It all started with an Instagram post. On February 4, 2018, Kylie Jenner announced the birth of her daughter, Stormi Webster. I was working on a group project when I saw the post, and I excused myself to watch the 12-minute YouTube video she shared to document her pregnancy. As soft piano chords underlied intimate sonogram footage, I cried to myself in the Trinity Cafe bathroom at the beauty of motherhood. Little did I know then that my life would never be the same.

I had never given much thought to the idea of being a dad. Of course, in accordance with societal norms, one day down the long road of my own ontogeny, I would settle down and raise a statistically average 2.3 children. I never considered that I’m actually at the age where my peers—including Kylie Jenner, who is only two years older than I am—are giving birth. The realization that parenthood is, on some level, attainable to me now, was a dangerous one.

Suddenly, walks through the Duke Gardens were not spent admiring the new bamboo sprouts in the Asiatic Garden, or the koi fish meandering through the simple pleasures of aquatic life. Instead, I mused about grabbing one of the wide-eyed infants, securely wrapped in his periwinkle blanket. I’d distract his mom by asking her for directions. Then, scooping up the baby in one quick motion, I would run past the flowered terrain, hop on the bus as the doors close and ride the C1 into the sunlight. With my little bundle of joy held tight against my chest, we would leave North Carolina, and I would forget about my short stint at Duke University. Finally, I would be a father. If that plan didn’t work, I would even settle for one of the toddlers rolling down the hill, carefree, where that weird wood sculpture used to stand.

Baby fever consumes me. And no Durham summer can compare to the temperature on the metaphorical thermometer quantifying my infection. Everyday, I am haunted by a simple question: if Kylie can do it, why can’t I? Objectively, that question isn’t founded on great logic. Kylie Jenner can do a lot that I can’t do, like get 13 million likes on her Instagram posts, launch a successful line of lip kits, and, of course, give birth. I recognize that I probably shouldn’t aspire to Kylie Jenner, either. Though a successful entrepreneur, Kylie is constantly called out for her exploitation of black women’s hair, fashion and aesthetic styles. And yet, beyond her wealth, fame and controversy, Kylie has everything I want: a child.

The developmental psychology class I took last semester didn’t help my condition. When my professor said he wouldn’t take attendance, I scheduled a nap from 1:25 to 2:40 PM every Monday and Wednesday into my schedule. But to my surprise, every class I was bombarded with videos of experiments in which children help researchers find missing objects, play with puppets and learn to count. I oohed and ahhed as I watched a three-year-old enforce her researcher’s conventional norms on a stuffed animal, and I felt proud of the four-year-old who passed the false belief task for the first time, as if I had personally succeeded as a parent.
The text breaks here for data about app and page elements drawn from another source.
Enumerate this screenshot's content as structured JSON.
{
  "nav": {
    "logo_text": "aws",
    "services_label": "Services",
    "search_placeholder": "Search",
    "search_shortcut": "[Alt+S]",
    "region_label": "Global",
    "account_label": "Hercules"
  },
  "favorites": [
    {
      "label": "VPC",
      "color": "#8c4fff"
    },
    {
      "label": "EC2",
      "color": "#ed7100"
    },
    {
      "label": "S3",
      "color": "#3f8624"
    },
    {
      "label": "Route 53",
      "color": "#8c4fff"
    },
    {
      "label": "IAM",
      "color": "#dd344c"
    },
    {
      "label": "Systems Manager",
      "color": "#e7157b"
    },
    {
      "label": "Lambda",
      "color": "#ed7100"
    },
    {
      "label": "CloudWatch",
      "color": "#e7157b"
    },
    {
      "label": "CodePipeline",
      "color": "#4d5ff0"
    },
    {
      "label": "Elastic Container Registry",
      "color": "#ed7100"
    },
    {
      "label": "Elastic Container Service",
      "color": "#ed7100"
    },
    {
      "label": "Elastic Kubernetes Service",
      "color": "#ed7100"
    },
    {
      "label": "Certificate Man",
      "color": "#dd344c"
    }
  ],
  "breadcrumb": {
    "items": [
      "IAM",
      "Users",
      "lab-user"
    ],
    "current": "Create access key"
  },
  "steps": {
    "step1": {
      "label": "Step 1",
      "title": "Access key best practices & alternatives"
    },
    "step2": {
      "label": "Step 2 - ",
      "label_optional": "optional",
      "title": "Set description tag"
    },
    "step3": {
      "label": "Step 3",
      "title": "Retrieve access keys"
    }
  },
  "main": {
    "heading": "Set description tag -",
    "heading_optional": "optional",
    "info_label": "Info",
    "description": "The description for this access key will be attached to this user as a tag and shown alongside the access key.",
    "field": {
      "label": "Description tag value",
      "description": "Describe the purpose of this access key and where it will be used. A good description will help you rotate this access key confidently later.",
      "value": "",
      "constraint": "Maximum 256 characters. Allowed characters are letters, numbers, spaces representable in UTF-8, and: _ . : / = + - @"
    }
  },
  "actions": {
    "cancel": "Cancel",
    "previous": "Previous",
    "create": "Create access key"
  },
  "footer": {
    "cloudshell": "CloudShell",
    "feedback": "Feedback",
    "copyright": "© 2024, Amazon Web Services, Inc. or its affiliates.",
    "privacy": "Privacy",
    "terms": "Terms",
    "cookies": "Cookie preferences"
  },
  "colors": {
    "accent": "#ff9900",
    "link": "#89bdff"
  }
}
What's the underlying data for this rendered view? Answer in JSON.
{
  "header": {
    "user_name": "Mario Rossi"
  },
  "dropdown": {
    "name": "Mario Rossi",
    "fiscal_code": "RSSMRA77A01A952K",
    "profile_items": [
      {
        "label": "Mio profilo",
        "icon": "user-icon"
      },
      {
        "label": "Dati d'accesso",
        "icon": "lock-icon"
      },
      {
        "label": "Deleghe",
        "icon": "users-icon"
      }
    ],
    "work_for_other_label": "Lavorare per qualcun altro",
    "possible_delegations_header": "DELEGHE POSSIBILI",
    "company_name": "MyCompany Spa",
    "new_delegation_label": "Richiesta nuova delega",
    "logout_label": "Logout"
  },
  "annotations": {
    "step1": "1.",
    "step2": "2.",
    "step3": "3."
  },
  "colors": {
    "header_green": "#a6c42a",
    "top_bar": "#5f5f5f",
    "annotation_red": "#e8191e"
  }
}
My tiny Grinch heart grew three times in size with each lecture. Subconsciously, I started naming the subjects. My notebook, which should have been filled with details from the slides, became the manuscript for an unpublished book of baby names. Charlotte Diamond has a nice ring to it, doesn’t it? Though I realized I have no interest in psychology, that class confirmed my love of children and my knack for thinking of a good baby name. Unfortunately, Duke has no major in parenting. Yet.

Maybe the fact that, as a gay man, parenting feels like a distant dream rather than a tangible possibility makes me want it all that much more. My complicated path to fatherhood is always in the back of my mind. Will I adopt? Will my partner and I hire a surrogate? Whose sperm will we use? I lack the heterosexual privilege of having one night stands that unexpectedly lead to queasiness, vomiting and squatting over a pregnancy test. And what a blessing those two lines would be!

Am I ready to father a child? Probably not. My dorm hasn’t been baby-proofed, and I sometimes go days forgetting to change my own underwear, which is a much lesser responsibility than changing another human’s diapers. I definitely don’t know how to feed a baby, when most of my own meals are microwaved mac and cheese containers or a side of tater tots from Pitchforks. My parents certainly have no intention of coming to Durham and help me raise a baby. But all of these signs can’t stop me from picturing little Charlotte smiling back at me as I peer into her crib, where my bookshelf used to be.

I guess I’m writing this column because my Craigslist ad was taken down. Anyone want to carry my child?